I’ve made many little 4D toys to play with through the years. This is one of the simplest, and I include the source code (as a link on the bottom) so you can see how it’s made.

http://kenperlin.com/cube4d/ is just a 4D cube (also called a hypercube, or a tesseract). Instead of the usual three dimensions XYZ, it has four dimensions XYZW.

To let people play with it, I implemented a 4D virtual trackball.

The way the trackball works is that if you drag your mouse left and right, you rotate the shape, exchanging the X and Z axes. If you drag your mouse up and down, you exchange the Y and Z axes. So far that’s the kind of rotational behavior we expect from a trackball.

But also, if you hold down the SHIFT key and drag left and right, you exchange the X and W axes. If you hold down the SHIFT key and drag up and down, you exchange the Y and W axes.

One interesting question is whether people can learn to quickly and intuitively rotate the shape into particular 4D configurations. It would be fun to set up an on-line test to find that out.
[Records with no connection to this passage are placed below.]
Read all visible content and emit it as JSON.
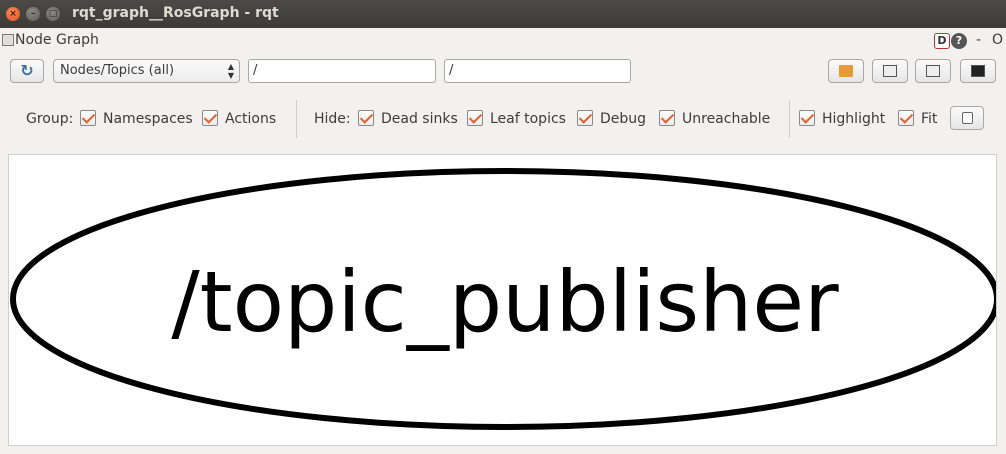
{
  "window": {
    "title": "rqt_graph__RosGraph - rqt",
    "close_glyph": "×",
    "min_glyph": "–",
    "max_glyph": "□"
  },
  "plugin": {
    "title": "Node Graph",
    "d_label": "D",
    "help_label": "?",
    "dash_label": "-",
    "o_label": "O"
  },
  "toolbar": {
    "refresh_icon": "refresh-icon",
    "graph_type": "Nodes/Topics (all)",
    "namespace_filter": "/",
    "topic_filter": "/",
    "buttons": [
      "load-dot-icon",
      "save-dot-icon",
      "save-svg-icon",
      "save-image-icon"
    ]
  },
  "options": {
    "group_label": "Group:",
    "namespaces_label": "Namespaces",
    "actions_label": "Actions",
    "hide_label": "Hide:",
    "dead_sinks_label": "Dead sinks",
    "leaf_topics_label": "Leaf topics",
    "debug_label": "Debug",
    "unreachable_label": "Unreachable",
    "highlight_label": "Highlight",
    "fit_label": "Fit",
    "checked": {
      "namespaces": true,
      "actions": true,
      "dead_sinks": true,
      "leaf_topics": true,
      "debug": true,
      "unreachable": true,
      "highlight": true,
      "fit": true
    }
  },
  "graph": {
    "nodes": [
      {
        "label": "/topic_publisher",
        "shape": "ellipse"
      }
    ]
  },
  "colors": {
    "check_accent": "#e0622c",
    "titlebar": "#3c3b37",
    "close_button": "#e0531d"
  }
}
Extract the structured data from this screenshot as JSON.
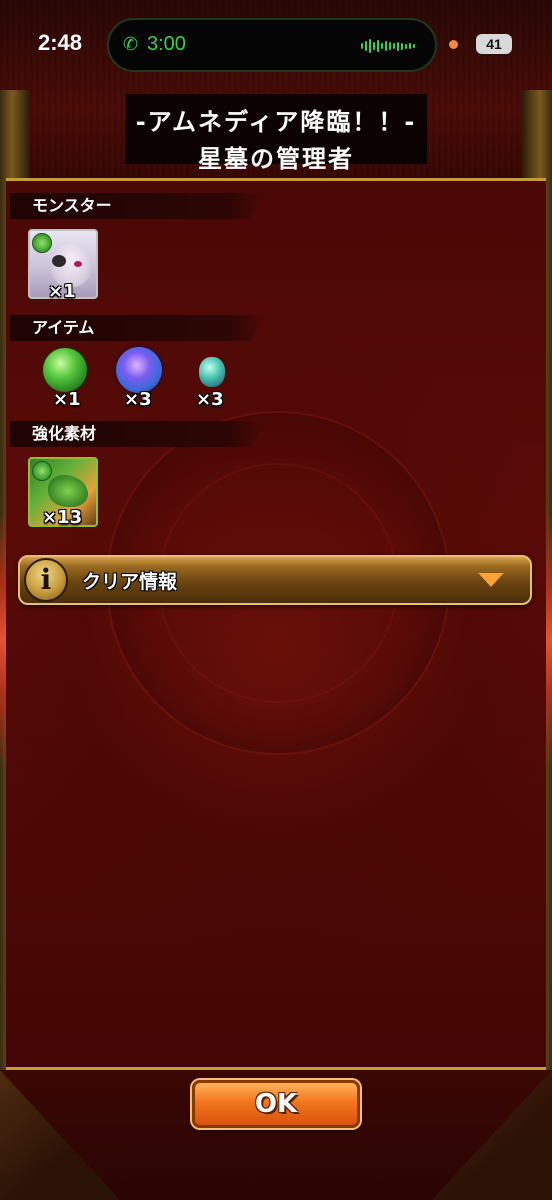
{
  "status_bar": {
    "time": "2:48",
    "call_time": "3:00",
    "battery": "41"
  },
  "title": {
    "line1": "-アムネディア降臨！！-",
    "line2": "星墓の管理者"
  },
  "sections": {
    "monster": {
      "label": "モンスター",
      "items": [
        {
          "icon": "monster-portrait-icon",
          "count": "×1"
        }
      ]
    },
    "items": {
      "label": "アイテム",
      "items": [
        {
          "icon": "green-gem-icon",
          "count": "×1"
        },
        {
          "icon": "blue-gem-icon",
          "count": "×3"
        },
        {
          "icon": "small-teal-gem-icon",
          "count": "×3"
        }
      ]
    },
    "materials": {
      "label": "強化素材",
      "items": [
        {
          "icon": "dragon-portrait-icon",
          "count": "×13"
        }
      ]
    }
  },
  "clear_info": {
    "label": "クリア情報"
  },
  "ok_button": {
    "label": "OK"
  },
  "colors": {
    "panel_border": "#c79a3c",
    "info_bar": "#9a6a20",
    "ok_button": "#f2761e",
    "call_green": "#37d24a"
  }
}
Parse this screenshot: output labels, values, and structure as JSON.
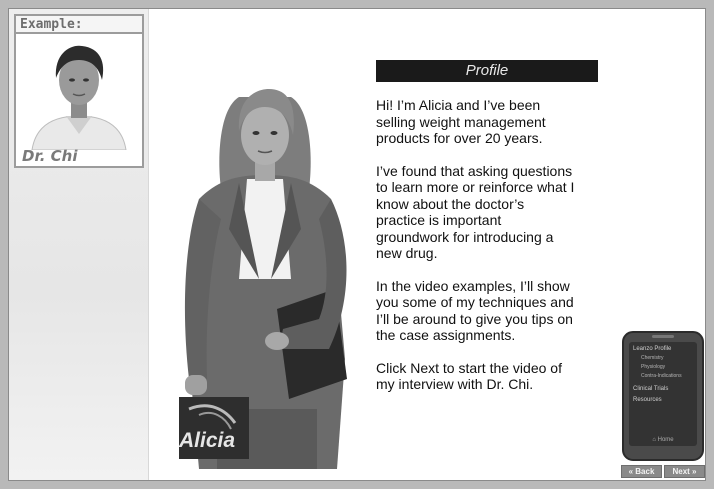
{
  "example": {
    "label": "Example:",
    "name": "Dr. Chi"
  },
  "character": {
    "name_logo": "Alicia"
  },
  "profile": {
    "title": "Profile",
    "paragraphs": [
      "Hi! I’m Alicia and I’ve been selling weight management products for over 20 years.",
      "I’ve found that asking questions to learn more or reinforce what I know about the doctor’s practice is important groundwork for introducing a new drug.",
      "In the video examples, I’ll show you some of my techniques and I’ll be around to give you tips on the case assignments.",
      "Click Next to start the video of my interview with Dr. Chi."
    ]
  },
  "device_menu": {
    "items": [
      {
        "label": "Leanzo Profile"
      },
      {
        "label": "Chemistry"
      },
      {
        "label": "Physiology"
      },
      {
        "label": "Contra-Indications"
      },
      {
        "label": "Clinical Trials"
      },
      {
        "label": "Resources"
      }
    ],
    "home_label": "Home"
  },
  "nav": {
    "back_label": "« Back",
    "next_label": "Next »"
  },
  "colors": {
    "header_bg": "#1a1a1a",
    "page_bg": "#ffffff",
    "side_panel": "#eeeeee"
  }
}
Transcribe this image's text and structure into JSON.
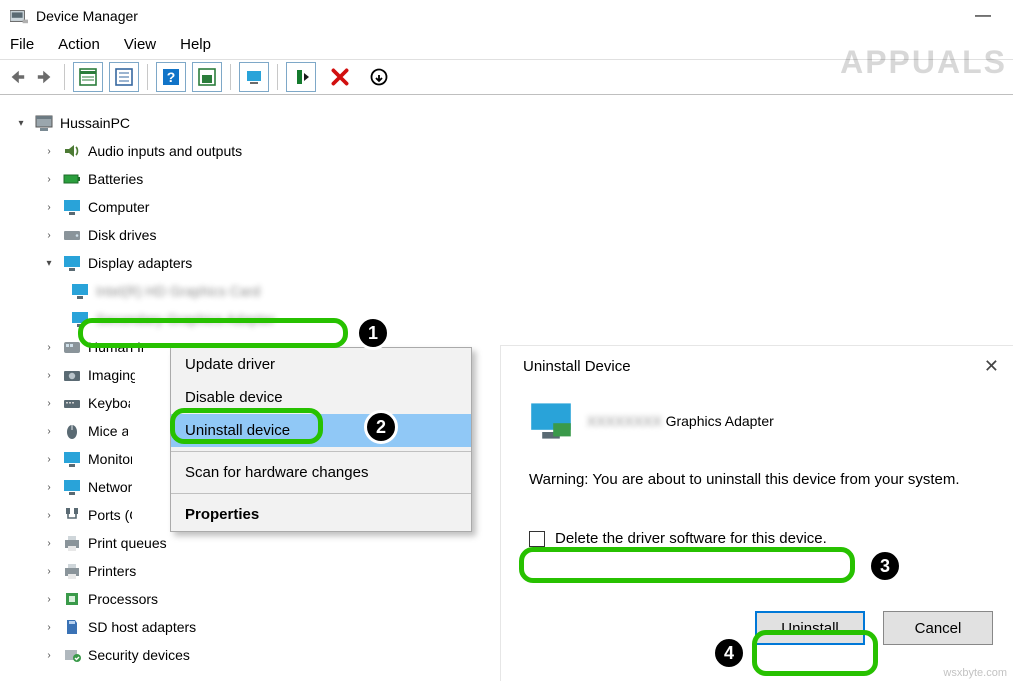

The luxury of daily blogging

January 11th, 2022

It takes a certain amount of dedication to blog every day. The key is to remember every day not to not blog.

But the process also affords an interesting kind of luxury. If you get it wrong one day, you have a chance to get it right the next.

Essentially, daily blogging a kind of laboratory for trying out various things. It has also taught me how to simply write, without sweating the process too much.

And that by itself is very a valuable form of exercise. I highly recommend it.

Dates that come up in art

January 10th, 2022

I have always been fascinated by references to real world dates in literature. Although sometimes you need to look carefully to find them.

One of my favorite examples was June 18, 2006. This real world date was foretold in the lyrics of one of my favorite songs, a song that you have most likely also heard.

Can you figure out the reference?

Funny plurals

January 9th, 2022

This week I started thinking about the oddness of plurals in the English language. Plurals in our language can be very strange.

For example, the plural of the word “fruit” is (sort of) “fruit”. You can say “I’m getting a banana, or I’m getting two bananas.” But if you don’t say what kind of fruit you are getting, you would say “I’m getting fruit.” In that sentence, the word “fruit” might mean just a single banana or a whole bunch of bananas. There’s no way to know.

Yet if the word “fruit” is used to refer to a particular kind of fruit, and then there is indeed a clear plural form. If you say “I am getting fruits”, that means you are getting more than one kind of fruit. So there is a distinct plural for kinds of fruit, but not for the thing itself.

Then there are words for which the singular and the plural are exactly the same, like deer or fish. The latter is even more confusing, because it’s also a verb. You can say “Whenever I fish, I hope for lots of fish, but I only catch one fish.”

It’s amazing that little kids learn this stuff with so little trouble. Just one more thing that helps me to appreciate the wonder of the human brain.

Physical prototyping

January 8th, 2022

Today I left my usual comfort zone of software hacking and built a physical prototype of something. It felt good to get back into the real world, and work with tangible materials.

I even worked up a sweat. That’s something that never happens when I’m hacking on software.

At the end of the day, we can’t spend our lives entirely in the virtual. We have bodies, and those bodies want to be used. And it feels good to use them.

Maybe I’ve caught the bug of “making things in the real world.” I wonder whether this is the start of a trend for me. I hope so!